» **Work request**
Below are some records; each one is to be set down again exactly.

» **Source information**
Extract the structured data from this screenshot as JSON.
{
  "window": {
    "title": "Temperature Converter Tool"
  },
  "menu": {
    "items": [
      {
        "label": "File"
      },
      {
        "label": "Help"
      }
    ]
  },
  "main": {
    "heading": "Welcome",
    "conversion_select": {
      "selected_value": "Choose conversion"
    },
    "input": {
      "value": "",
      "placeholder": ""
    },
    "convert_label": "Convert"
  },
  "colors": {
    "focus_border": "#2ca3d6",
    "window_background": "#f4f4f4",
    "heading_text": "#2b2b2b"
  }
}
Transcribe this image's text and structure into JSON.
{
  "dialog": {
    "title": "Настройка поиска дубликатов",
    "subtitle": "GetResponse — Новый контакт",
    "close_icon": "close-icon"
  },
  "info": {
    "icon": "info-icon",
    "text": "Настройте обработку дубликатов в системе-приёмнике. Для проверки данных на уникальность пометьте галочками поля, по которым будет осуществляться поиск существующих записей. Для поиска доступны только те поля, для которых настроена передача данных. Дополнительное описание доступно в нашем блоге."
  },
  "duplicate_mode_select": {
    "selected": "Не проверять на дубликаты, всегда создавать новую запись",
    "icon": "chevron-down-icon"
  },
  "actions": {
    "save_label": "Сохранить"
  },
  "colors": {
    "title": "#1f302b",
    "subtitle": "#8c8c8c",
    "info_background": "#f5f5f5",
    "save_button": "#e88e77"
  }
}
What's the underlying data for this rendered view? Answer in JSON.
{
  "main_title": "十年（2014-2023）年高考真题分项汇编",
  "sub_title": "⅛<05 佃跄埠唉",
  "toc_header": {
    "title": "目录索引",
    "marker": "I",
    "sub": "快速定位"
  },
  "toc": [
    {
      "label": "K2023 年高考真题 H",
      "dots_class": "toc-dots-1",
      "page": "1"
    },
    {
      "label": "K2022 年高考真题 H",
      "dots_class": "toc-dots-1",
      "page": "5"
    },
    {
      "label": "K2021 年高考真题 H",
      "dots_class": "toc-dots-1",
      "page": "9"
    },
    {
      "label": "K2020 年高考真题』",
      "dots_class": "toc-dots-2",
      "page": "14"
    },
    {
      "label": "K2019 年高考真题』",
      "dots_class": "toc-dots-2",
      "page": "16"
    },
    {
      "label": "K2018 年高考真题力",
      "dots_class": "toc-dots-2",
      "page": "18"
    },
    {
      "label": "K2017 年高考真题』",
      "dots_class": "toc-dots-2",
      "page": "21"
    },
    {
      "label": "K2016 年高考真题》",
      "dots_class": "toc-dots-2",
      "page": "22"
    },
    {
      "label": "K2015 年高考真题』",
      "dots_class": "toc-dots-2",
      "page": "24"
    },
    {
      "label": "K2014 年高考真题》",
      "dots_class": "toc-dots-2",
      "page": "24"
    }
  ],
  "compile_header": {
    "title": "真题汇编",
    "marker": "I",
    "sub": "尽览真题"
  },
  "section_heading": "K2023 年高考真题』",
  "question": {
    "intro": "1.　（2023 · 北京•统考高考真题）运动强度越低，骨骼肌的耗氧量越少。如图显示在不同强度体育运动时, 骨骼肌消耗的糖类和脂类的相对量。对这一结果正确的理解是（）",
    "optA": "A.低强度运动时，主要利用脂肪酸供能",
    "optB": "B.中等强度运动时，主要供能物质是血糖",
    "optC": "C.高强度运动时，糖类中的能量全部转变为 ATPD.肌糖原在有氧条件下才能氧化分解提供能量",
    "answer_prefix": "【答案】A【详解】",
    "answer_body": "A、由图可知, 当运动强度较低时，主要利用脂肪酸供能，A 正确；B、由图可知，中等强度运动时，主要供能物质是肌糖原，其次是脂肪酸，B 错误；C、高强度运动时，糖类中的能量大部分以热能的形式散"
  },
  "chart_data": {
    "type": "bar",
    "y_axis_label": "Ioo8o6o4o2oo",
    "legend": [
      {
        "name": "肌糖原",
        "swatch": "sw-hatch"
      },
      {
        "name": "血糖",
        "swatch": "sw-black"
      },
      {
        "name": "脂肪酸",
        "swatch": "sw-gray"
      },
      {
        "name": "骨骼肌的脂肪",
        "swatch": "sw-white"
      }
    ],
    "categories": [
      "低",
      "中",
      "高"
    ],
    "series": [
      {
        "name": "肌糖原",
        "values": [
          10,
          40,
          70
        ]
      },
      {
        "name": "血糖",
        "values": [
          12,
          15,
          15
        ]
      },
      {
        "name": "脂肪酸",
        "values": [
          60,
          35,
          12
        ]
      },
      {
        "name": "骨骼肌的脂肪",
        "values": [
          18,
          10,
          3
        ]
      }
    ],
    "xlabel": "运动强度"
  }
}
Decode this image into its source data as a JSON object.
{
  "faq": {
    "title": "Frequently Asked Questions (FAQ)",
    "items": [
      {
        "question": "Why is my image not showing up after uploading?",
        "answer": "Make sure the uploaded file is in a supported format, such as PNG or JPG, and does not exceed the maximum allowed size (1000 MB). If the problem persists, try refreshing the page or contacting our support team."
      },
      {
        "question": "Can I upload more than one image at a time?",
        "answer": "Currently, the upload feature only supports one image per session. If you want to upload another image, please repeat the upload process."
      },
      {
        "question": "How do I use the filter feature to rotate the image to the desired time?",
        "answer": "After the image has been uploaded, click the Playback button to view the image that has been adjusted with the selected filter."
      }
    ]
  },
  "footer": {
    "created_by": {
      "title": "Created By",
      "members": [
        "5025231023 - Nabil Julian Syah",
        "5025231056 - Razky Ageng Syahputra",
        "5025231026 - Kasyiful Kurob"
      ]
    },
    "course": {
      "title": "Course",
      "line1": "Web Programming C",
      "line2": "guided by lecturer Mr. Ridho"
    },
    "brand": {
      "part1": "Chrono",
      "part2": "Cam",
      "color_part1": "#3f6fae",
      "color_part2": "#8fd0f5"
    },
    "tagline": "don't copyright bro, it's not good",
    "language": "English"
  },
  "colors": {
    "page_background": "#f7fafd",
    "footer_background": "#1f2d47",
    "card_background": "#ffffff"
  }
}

» **Solution to this exercise**
Extract the structured data from this screenshot as JSON.
{
  "window": {
    "title": "Temperature Converter Tool"
  },
  "menu": {
    "items": [
      {
        "label": "File"
      },
      {
        "label": "Help"
      }
    ]
  },
  "main": {
    "heading": "Welcome",
    "conversion_select": {
      "selected_value": "Choose conversion"
    },
    "input": {
      "value": "",
      "placeholder": ""
    },
    "convert_label": "Convert"
  },
  "colors": {
    "focus_border": "#2ca3d6",
    "window_background": "#f4f4f4",
    "heading_text": "#2b2b2b"
  }
}
Transcribe this image's text and structure into JSON.
{
  "dialog": {
    "title": "Настройка поиска дубликатов",
    "subtitle": "GetResponse — Новый контакт",
    "close_icon": "close-icon"
  },
  "info": {
    "icon": "info-icon",
    "text": "Настройте обработку дубликатов в системе-приёмнике. Для проверки данных на уникальность пометьте галочками поля, по которым будет осуществляться поиск существующих записей. Для поиска доступны только те поля, для которых настроена передача данных. Дополнительное описание доступно в нашем блоге."
  },
  "duplicate_mode_select": {
    "selected": "Не проверять на дубликаты, всегда создавать новую запись",
    "icon": "chevron-down-icon"
  },
  "actions": {
    "save_label": "Сохранить"
  },
  "colors": {
    "title": "#1f302b",
    "subtitle": "#8c8c8c",
    "info_background": "#f5f5f5",
    "save_button": "#e88e77"
  }
}
What's the underlying data for this rendered view? Answer in JSON.
{
  "main_title": "十年（2014-2023）年高考真题分项汇编",
  "sub_title": "⅛<05 佃跄埠唉",
  "toc_header": {
    "title": "目录索引",
    "marker": "I",
    "sub": "快速定位"
  },
  "toc": [
    {
      "label": "K2023 年高考真题 H",
      "dots_class": "toc-dots-1",
      "page": "1"
    },
    {
      "label": "K2022 年高考真题 H",
      "dots_class": "toc-dots-1",
      "page": "5"
    },
    {
      "label": "K2021 年高考真题 H",
      "dots_class": "toc-dots-1",
      "page": "9"
    },
    {
      "label": "K2020 年高考真题』",
      "dots_class": "toc-dots-2",
      "page": "14"
    },
    {
      "label": "K2019 年高考真题』",
      "dots_class": "toc-dots-2",
      "page": "16"
    },
    {
      "label": "K2018 年高考真题力",
      "dots_class": "toc-dots-2",
      "page": "18"
    },
    {
      "label": "K2017 年高考真题』",
      "dots_class": "toc-dots-2",
      "page": "21"
    },
    {
      "label": "K2016 年高考真题》",
      "dots_class": "toc-dots-2",
      "page": "22"
    },
    {
      "label": "K2015 年高考真题』",
      "dots_class": "toc-dots-2",
      "page": "24"
    },
    {
      "label": "K2014 年高考真题》",
      "dots_class": "toc-dots-2",
      "page": "24"
    }
  ],
  "compile_header": {
    "title": "真题汇编",
    "marker": "I",
    "sub": "尽览真题"
  },
  "section_heading": "K2023 年高考真题』",
  "question": {
    "intro": "1.　（2023 · 北京•统考高考真题）运动强度越低，骨骼肌的耗氧量越少。如图显示在不同强度体育运动时, 骨骼肌消耗的糖类和脂类的相对量。对这一结果正确的理解是（）",
    "optA": "A.低强度运动时，主要利用脂肪酸供能",
    "optB": "B.中等强度运动时，主要供能物质是血糖",
    "optC": "C.高强度运动时，糖类中的能量全部转变为 ATPD.肌糖原在有氧条件下才能氧化分解提供能量",
    "answer_prefix": "【答案】A【详解】",
    "answer_body": "A、由图可知, 当运动强度较低时，主要利用脂肪酸供能，A 正确；B、由图可知，中等强度运动时，主要供能物质是肌糖原，其次是脂肪酸，B 错误；C、高强度运动时，糖类中的能量大部分以热能的形式散"
  },
  "chart_data": {
    "type": "bar",
    "y_axis_label": "Ioo8o6o4o2oo",
    "legend": [
      {
        "name": "肌糖原",
        "swatch": "sw-hatch"
      },
      {
        "name": "血糖",
        "swatch": "sw-black"
      },
      {
        "name": "脂肪酸",
        "swatch": "sw-gray"
      },
      {
        "name": "骨骼肌的脂肪",
        "swatch": "sw-white"
      }
    ],
    "categories": [
      "低",
      "中",
      "高"
    ],
    "series": [
      {
        "name": "肌糖原",
        "values": [
          10,
          40,
          70
        ]
      },
      {
        "name": "血糖",
        "values": [
          12,
          15,
          15
        ]
      },
      {
        "name": "脂肪酸",
        "values": [
          60,
          35,
          12
        ]
      },
      {
        "name": "骨骼肌的脂肪",
        "values": [
          18,
          10,
          3
        ]
      }
    ],
    "xlabel": "运动强度"
  }
}
Decode this image into its source data as a JSON object.
{
  "faq": {
    "title": "Frequently Asked Questions (FAQ)",
    "items": [
      {
        "question": "Why is my image not showing up after uploading?",
        "answer": "Make sure the uploaded file is in a supported format, such as PNG or JPG, and does not exceed the maximum allowed size (1000 MB). If the problem persists, try refreshing the page or contacting our support team."
      },
      {
        "question": "Can I upload more than one image at a time?",
        "answer": "Currently, the upload feature only supports one image per session. If you want to upload another image, please repeat the upload process."
      },
      {
        "question": "How do I use the filter feature to rotate the image to the desired time?",
        "answer": "After the image has been uploaded, click the Playback button to view the image that has been adjusted with the selected filter."
      }
    ]
  },
  "footer": {
    "created_by": {
      "title": "Created By",
      "members": [
        "5025231023 - Nabil Julian Syah",
        "5025231056 - Razky Ageng Syahputra",
        "5025231026 - Kasyiful Kurob"
      ]
    },
    "course": {
      "title": "Course",
      "line1": "Web Programming C",
      "line2": "guided by lecturer Mr. Ridho"
    },
    "brand": {
      "part1": "Chrono",
      "part2": "Cam",
      "color_part1": "#3f6fae",
      "color_part2": "#8fd0f5"
    },
    "tagline": "don't copyright bro, it's not good",
    "language": "English"
  },
  "colors": {
    "page_background": "#f7fafd",
    "footer_background": "#1f2d47",
    "card_background": "#ffffff"
  }
}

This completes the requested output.